__Activity__.
Nothing but an exact repeat of the data, with pictures removed, belongs in the answer.

━━━━━━━━━━━━━━━━

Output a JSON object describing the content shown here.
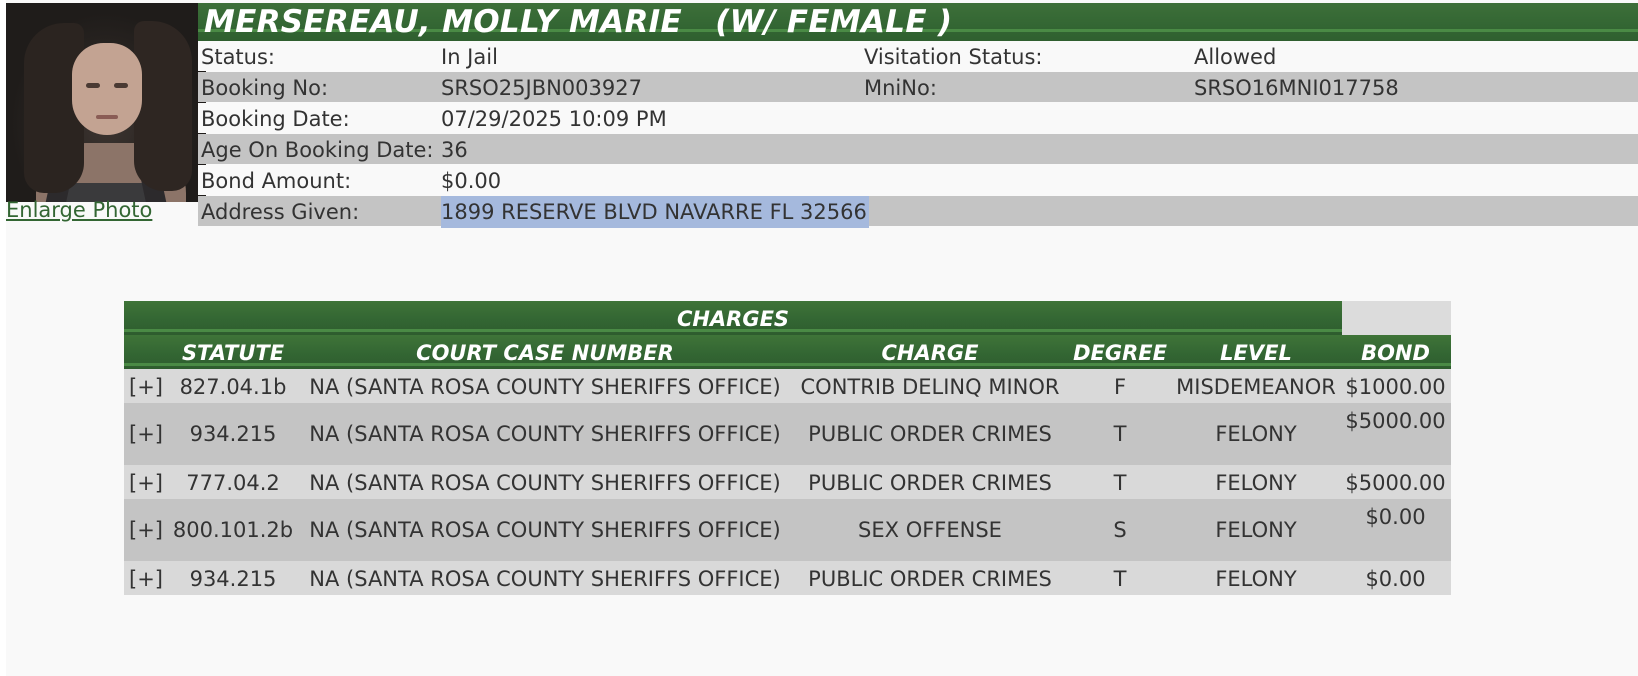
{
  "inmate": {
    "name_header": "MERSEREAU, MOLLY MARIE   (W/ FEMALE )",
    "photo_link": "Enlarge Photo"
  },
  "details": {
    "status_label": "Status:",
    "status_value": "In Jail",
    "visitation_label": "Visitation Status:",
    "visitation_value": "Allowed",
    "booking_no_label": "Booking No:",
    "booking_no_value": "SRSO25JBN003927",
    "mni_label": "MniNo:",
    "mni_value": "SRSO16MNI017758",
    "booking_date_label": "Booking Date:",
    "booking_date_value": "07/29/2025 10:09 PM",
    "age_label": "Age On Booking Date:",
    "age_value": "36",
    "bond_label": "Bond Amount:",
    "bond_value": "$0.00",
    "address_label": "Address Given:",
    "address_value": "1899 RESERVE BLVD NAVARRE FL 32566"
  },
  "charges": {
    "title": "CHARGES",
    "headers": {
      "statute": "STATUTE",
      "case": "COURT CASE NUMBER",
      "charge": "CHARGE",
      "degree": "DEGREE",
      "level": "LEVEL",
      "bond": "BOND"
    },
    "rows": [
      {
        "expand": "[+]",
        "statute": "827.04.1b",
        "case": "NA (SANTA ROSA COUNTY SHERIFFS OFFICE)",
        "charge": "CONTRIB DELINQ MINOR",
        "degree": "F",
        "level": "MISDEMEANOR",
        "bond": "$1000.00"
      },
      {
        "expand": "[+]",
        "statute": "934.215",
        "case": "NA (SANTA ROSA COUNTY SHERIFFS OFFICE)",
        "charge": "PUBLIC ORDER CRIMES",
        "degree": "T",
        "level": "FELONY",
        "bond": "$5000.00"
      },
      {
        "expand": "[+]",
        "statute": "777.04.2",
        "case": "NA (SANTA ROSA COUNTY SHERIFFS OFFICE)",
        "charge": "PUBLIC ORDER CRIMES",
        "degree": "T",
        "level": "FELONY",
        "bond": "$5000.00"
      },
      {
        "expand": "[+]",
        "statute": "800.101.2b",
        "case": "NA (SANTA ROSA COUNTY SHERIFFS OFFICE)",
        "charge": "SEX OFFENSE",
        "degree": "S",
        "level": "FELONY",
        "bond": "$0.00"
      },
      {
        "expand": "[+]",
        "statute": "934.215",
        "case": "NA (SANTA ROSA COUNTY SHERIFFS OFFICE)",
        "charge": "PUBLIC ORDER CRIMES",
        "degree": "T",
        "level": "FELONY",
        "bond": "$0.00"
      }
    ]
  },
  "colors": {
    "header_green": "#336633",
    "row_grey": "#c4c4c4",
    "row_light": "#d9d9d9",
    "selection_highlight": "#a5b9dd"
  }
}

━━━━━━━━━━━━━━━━

__Reply__.
Output a JSON object describing the content shown here.
{
  "inmate": {
    "name_header": "MERSEREAU, MOLLY MARIE   (W/ FEMALE )",
    "photo_link": "Enlarge Photo"
  },
  "details": {
    "status_label": "Status:",
    "status_value": "In Jail",
    "visitation_label": "Visitation Status:",
    "visitation_value": "Allowed",
    "booking_no_label": "Booking No:",
    "booking_no_value": "SRSO25JBN003927",
    "mni_label": "MniNo:",
    "mni_value": "SRSO16MNI017758",
    "booking_date_label": "Booking Date:",
    "booking_date_value": "07/29/2025 10:09 PM",
    "age_label": "Age On Booking Date:",
    "age_value": "36",
    "bond_label": "Bond Amount:",
    "bond_value": "$0.00",
    "address_label": "Address Given:",
    "address_value": "1899 RESERVE BLVD NAVARRE FL 32566"
  },
  "charges": {
    "title": "CHARGES",
    "headers": {
      "statute": "STATUTE",
      "case": "COURT CASE NUMBER",
      "charge": "CHARGE",
      "degree": "DEGREE",
      "level": "LEVEL",
      "bond": "BOND"
    },
    "rows": [
      {
        "expand": "[+]",
        "statute": "827.04.1b",
        "case": "NA (SANTA ROSA COUNTY SHERIFFS OFFICE)",
        "charge": "CONTRIB DELINQ MINOR",
        "degree": "F",
        "level": "MISDEMEANOR",
        "bond": "$1000.00"
      },
      {
        "expand": "[+]",
        "statute": "934.215",
        "case": "NA (SANTA ROSA COUNTY SHERIFFS OFFICE)",
        "charge": "PUBLIC ORDER CRIMES",
        "degree": "T",
        "level": "FELONY",
        "bond": "$5000.00"
      },
      {
        "expand": "[+]",
        "statute": "777.04.2",
        "case": "NA (SANTA ROSA COUNTY SHERIFFS OFFICE)",
        "charge": "PUBLIC ORDER CRIMES",
        "degree": "T",
        "level": "FELONY",
        "bond": "$5000.00"
      },
      {
        "expand": "[+]",
        "statute": "800.101.2b",
        "case": "NA (SANTA ROSA COUNTY SHERIFFS OFFICE)",
        "charge": "SEX OFFENSE",
        "degree": "S",
        "level": "FELONY",
        "bond": "$0.00"
      },
      {
        "expand": "[+]",
        "statute": "934.215",
        "case": "NA (SANTA ROSA COUNTY SHERIFFS OFFICE)",
        "charge": "PUBLIC ORDER CRIMES",
        "degree": "T",
        "level": "FELONY",
        "bond": "$0.00"
      }
    ]
  },
  "colors": {
    "header_green": "#336633",
    "row_grey": "#c4c4c4",
    "row_light": "#d9d9d9",
    "selection_highlight": "#a5b9dd"
  }
}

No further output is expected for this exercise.